Figure 2. Maximum of the "Maximum Envelope of Waters" (MOM) storm tide images for a composite maximum surge for a large suite of possible mid-strength Category 2 hurricanes (sustained winds of 105 mph) hitting at high tide along the Florida Panhandle. What’s plotted here is the storm tide--the height above ground of the storm surge, plus an additional rise in case the storm hits at high tide. Empty brownish grid cells with no coloration show where no inundation is computed to occur. Inundation of 8 – 19’ can occur in a worst-case scenario along most of the coast. Note that not all sections of the coast will experience this surge level simultaneously; the peak values would occur near and to the right of the storm's center where it makes landfall. These images were created using the National Hurricane Center’s Sea, Lake, and Overland Surge from Hurricanes (SLOSH) model. See our storm surge inundation maps for the U.S. coast for more information.
Expect a maximum storm surge of 8 – 19’ for a Cat 2 in the Florida Panhandle
Persistent onshore winds had already created a storm surge of around 1 foot along much of the Gulf Coast from Southeast Louisiana to the Florida Panhandle on Sunday afternoon, as seen using our wundermap with the “Storm Surge” layer turned on. When the center of Michael crosses into the Gulf of Mexico on Monday afternoon, we are likely to see a rise of an additional 0.5 – 1.0 feet, as typically happens when a big storm barges into the large bathtub that we call the Gulf of Mexico.

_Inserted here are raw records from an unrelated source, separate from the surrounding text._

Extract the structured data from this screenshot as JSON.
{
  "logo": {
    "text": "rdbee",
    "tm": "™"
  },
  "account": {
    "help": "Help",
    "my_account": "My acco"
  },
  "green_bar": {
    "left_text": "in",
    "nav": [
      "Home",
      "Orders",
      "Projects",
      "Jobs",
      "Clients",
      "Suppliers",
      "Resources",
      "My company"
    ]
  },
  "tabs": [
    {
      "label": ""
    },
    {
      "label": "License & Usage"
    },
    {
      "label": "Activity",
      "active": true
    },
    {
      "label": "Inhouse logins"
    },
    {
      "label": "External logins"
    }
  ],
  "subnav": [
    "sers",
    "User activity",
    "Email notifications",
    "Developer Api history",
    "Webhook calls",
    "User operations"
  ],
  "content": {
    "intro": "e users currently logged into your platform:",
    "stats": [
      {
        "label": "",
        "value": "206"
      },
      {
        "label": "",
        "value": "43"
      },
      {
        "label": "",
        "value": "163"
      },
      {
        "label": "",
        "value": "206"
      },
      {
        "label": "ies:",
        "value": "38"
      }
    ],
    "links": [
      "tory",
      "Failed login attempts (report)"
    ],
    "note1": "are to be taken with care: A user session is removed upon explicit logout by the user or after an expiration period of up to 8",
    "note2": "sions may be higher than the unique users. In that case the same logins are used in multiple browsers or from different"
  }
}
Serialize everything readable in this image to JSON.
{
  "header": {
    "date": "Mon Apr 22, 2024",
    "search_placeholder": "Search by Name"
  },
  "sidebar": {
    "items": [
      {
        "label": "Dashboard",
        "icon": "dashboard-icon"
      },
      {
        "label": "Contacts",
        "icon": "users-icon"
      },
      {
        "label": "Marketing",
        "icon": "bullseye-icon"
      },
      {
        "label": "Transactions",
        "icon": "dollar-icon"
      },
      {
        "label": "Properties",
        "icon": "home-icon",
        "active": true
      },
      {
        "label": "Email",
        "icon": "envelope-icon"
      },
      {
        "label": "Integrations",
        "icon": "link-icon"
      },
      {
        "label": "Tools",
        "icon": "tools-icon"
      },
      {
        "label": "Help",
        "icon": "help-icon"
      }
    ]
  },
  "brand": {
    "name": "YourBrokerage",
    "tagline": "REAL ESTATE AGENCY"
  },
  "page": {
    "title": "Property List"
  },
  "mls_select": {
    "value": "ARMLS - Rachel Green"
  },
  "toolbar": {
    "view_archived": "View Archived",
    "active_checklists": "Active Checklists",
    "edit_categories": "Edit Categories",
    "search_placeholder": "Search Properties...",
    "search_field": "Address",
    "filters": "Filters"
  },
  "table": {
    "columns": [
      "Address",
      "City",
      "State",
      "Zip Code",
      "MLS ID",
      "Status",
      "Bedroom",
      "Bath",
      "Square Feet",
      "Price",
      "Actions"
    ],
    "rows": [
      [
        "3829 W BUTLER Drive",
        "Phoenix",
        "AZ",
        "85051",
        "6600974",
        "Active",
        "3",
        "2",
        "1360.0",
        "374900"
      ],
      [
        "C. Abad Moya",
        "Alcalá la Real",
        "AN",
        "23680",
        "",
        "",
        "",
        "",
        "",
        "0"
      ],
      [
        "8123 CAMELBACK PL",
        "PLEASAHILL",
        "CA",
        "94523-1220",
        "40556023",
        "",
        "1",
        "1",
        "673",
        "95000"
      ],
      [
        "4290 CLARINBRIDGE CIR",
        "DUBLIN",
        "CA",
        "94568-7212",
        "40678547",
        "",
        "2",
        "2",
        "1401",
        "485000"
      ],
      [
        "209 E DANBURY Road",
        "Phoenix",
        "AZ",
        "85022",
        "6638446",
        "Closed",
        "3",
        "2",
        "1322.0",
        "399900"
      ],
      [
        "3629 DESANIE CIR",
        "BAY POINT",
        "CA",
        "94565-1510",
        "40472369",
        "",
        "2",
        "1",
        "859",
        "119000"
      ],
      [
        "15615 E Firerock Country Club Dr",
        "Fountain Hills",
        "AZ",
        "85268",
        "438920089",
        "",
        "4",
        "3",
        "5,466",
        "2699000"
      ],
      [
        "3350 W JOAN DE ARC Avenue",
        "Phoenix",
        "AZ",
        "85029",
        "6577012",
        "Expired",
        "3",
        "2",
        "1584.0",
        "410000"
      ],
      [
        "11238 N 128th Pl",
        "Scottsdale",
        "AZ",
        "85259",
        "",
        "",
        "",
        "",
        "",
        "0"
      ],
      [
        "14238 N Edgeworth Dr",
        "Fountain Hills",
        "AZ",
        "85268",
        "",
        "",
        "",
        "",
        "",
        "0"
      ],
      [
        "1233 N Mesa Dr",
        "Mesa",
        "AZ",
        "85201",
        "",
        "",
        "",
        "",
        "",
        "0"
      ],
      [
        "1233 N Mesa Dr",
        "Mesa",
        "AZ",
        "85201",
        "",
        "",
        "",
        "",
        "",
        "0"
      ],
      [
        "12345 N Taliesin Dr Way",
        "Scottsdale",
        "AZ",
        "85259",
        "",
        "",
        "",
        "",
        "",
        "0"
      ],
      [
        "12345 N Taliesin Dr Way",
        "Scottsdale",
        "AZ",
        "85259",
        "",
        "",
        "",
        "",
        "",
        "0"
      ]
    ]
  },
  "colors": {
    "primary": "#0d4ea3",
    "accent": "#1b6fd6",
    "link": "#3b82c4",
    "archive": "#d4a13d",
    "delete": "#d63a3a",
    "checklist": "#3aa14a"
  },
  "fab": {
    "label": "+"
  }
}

There are very shallow waters along the coast where Michael is expected to make landfall, where the continental shelf extends out about 70 – 90 miles from shore. The winds from the storm will thus be able to pile up a large storm surge along the east side of the storm’s center. When this surge rides ashore at landfall, the water may reach heights of 8 – 19 feet above ground, assuming that Michael will be a Category 2 hurricane with 105 mph winds and hits at high tide. This is a worst-case scenario; a lower storm tide is more likely, particularly if the storm hits at low tide. The 5 pm EDT Sunday official NHC forecast had Michael hitting with winds 5 mph weaker: 100 mph. The highest storm surge vulnerability is in Florida’s Apalachee Bay, where the Florida Panhandle joins with the Florida Peninsula, since the concave-shaped coast there acts to concentrate storm surge.
High tide is between 12:30 – 1 am on Wednesday and Thursday at Pensacola, FL. There is only one high tide per day in the Gulf, and the difference between high tide and low tide is just over one foot. The high tides in the Gulf this week will not be increased by the fact that the new moon occurs on Monday. This is unlike the situation along the Southeast U.S. coast, where the new moon will bring the king tides—some of the highest tides of the year. Because of the king tides and the onshore flow of air affecting the Southeast U.S. coast from Michael, we are likely to see moderate coastal flooding in Charleston, SC during high tide Monday through Wednesday.
Bob Henson co-wrote this post.